1. ## furie question..

http://i33.tinypic.com/35bsb5t.jpg

i opened the integral on 0 till pi/2 interval
f(x)sin(nx)cos(x/2)dx

which is a coefficient of a foorie series

in order to find a coefficient we do <f,e_i>
where e_i is the orthonormal vector

i cant see how its a coefficient
??

its has 3 function in it so it doesnt resemble a coefficient formulla

???

2. Originally Posted by transgalactic
http://i33.tinypic.com/35bsb5t.jpg

i opened the integral on 0 till pi/2 interval
f(x)sin(nx)cos(x/2)dx

which is a coefficient of a foorie series

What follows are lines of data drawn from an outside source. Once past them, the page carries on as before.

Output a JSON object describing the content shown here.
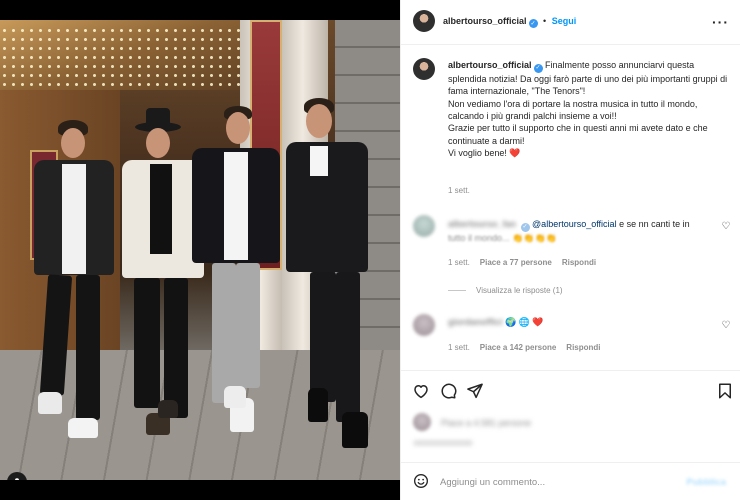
{
  "header": {
    "username": "albertourso_official",
    "separator": "•",
    "follow_label": "Segui",
    "more_icon": "more-horizontal-icon"
  },
  "caption": {
    "username": "albertourso_official",
    "text_1": "Finalmente posso annunciarvi questa splendida notizia! Da oggi farò parte di uno dei più importanti gruppi di fama internazionale, \"The Tenors\"!",
    "text_2": "Non vediamo l'ora di portare la nostra musica in tutto il mondo, calcando i più grandi palchi insieme a voi!!",
    "text_3": "Grazie per tutto il supporto che in questi anni mi avete dato e che continuate a darmi!",
    "text_4": "Vi voglio bene! ❤️",
    "time": "1 sett."
  },
  "comments": [
    {
      "username": "albertourso_fan",
      "mention": "@albertourso_official",
      "text_after": " e se nn canti te in",
      "text_blur": "tutto il mondo... 👏👏👏👏",
      "time": "1 sett.",
      "likes": "Piace a 77 persone",
      "reply": "Rispondi",
      "view_replies": "Visualizza le risposte (1)"
    },
    {
      "username": "giordanoffici",
      "emoji": "🌍 🌐 ❤️",
      "time": "1 sett.",
      "likes": "Piace a 142 persone",
      "reply": "Rispondi"
    }
  ],
  "actions": {
    "like_icon": "heart-icon",
    "comment_icon": "comment-icon",
    "share_icon": "paper-plane-icon",
    "save_icon": "bookmark-icon"
  },
  "likes_blur": "Piace a 4.581 persone",
  "add_comment": {
    "emoji_icon": "smiley-icon",
    "placeholder": "Aggiungi un commento...",
    "post_label": "Pubblica"
  }
}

in order to find a coefficient we do <f,e_i>
where e_i is the orthonormal vector

i cant see how its a coefficient
??

its has 3 function in it so it doesnt resemble a coefficient formulla

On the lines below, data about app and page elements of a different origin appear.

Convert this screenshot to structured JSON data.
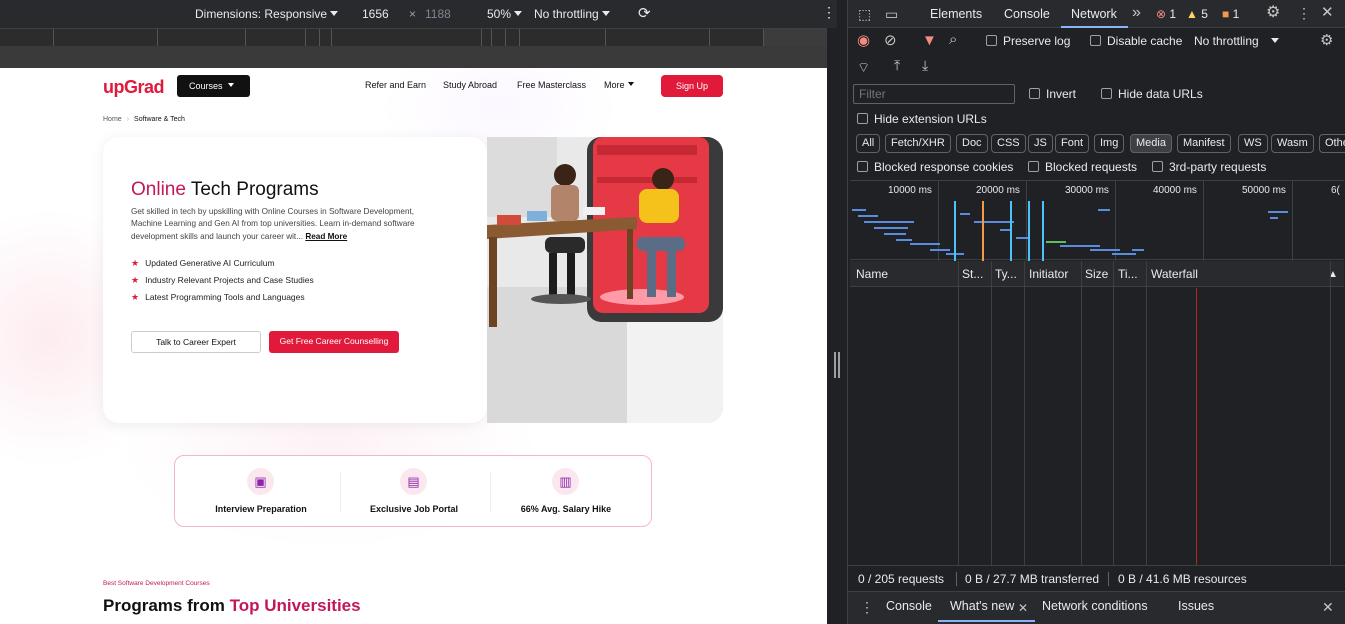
{
  "device_toolbar": {
    "dimensions_label": "Dimensions: Responsive",
    "width_value": "1656",
    "times": "×",
    "height_placeholder": "1188",
    "zoom": "50%",
    "throttling": "No throttling"
  },
  "page": {
    "logo": "upGrad",
    "courses_label": "Courses",
    "nav": [
      "Refer and Earn",
      "Study Abroad",
      "Free Masterclass",
      "More"
    ],
    "signup_label": "Sign Up",
    "breadcrumb": {
      "home": "Home",
      "current": "Software & Tech"
    },
    "hero": {
      "title_accent": "Online",
      "title_rest": " Tech Programs",
      "description": "Get skilled in tech by upskilling with Online Courses in Software Development, Machine Learning and Gen AI from top universities. Learn in-demand software development skills and launch your career wit...",
      "read_more": "Read More",
      "bullets": [
        "Updated Generative AI Curriculum",
        "Industry Relevant Projects and Case Studies",
        "Latest Programming Tools and Languages"
      ],
      "talk_button": "Talk to Career Expert",
      "free_button": "Get Free Career Counselling"
    },
    "features": [
      "Interview Preparation",
      "Exclusive Job Portal",
      "66% Avg. Salary Hike"
    ],
    "section_eyebrow": "Best Software Development Courses",
    "section_heading_rest": "Programs from ",
    "section_heading_accent": "Top Universities"
  },
  "devtools": {
    "tabs": [
      "Elements",
      "Console",
      "Network"
    ],
    "active_tab": "Network",
    "errors": "1",
    "warnings": "5",
    "issues": "1",
    "preserve_log": "Preserve log",
    "disable_cache": "Disable cache",
    "throttling": "No throttling",
    "filter_placeholder": "Filter",
    "invert": "Invert",
    "hide_data_urls": "Hide data URLs",
    "hide_extension_urls": "Hide extension URLs",
    "type_filters": [
      "All",
      "Fetch/XHR",
      "Doc",
      "CSS",
      "JS",
      "Font",
      "Img",
      "Media",
      "Manifest",
      "WS",
      "Wasm",
      "Othe"
    ],
    "active_type": "Media",
    "blocked_cookies": "Blocked response cookies",
    "blocked_requests": "Blocked requests",
    "third_party": "3rd-party requests",
    "overview_ticks": [
      "10000 ms",
      "20000 ms",
      "30000 ms",
      "40000 ms",
      "50000 ms",
      "6("
    ],
    "columns": [
      "Name",
      "St...",
      "Ty...",
      "Initiator",
      "Size",
      "Ti...",
      "Waterfall"
    ],
    "status": {
      "requests": "0 / 205 requests",
      "transferred": "0 B / 27.7 MB transferred",
      "resources": "0 B / 41.6 MB resources"
    },
    "drawer_tabs": [
      "Console",
      "What's new",
      "Network conditions",
      "Issues"
    ],
    "active_drawer_tab": "What's new"
  }
}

???
You're picture does not open.

P.S. $\text{furie}\ne\text{foorie}\ne\mathcal{FOURIER}$

4. It is "prove that if f is partially continous CP on $[0, \pi]$ then $\lim_{n\to \infty} \int_0^\pi f(x) [sin(n+\frac{1}{2})x]dx= 0$". But I have no idea what "partial continuous CP" means.

5. it means that there are first order disscontinuations on the graph of the function

i was told that because it is defined from 0 to pi we can write it as odd or ever function

when we open the sine we break it into two intergals
and each one is a foorier coeffient which goes to zero

but my prof said that its not a proof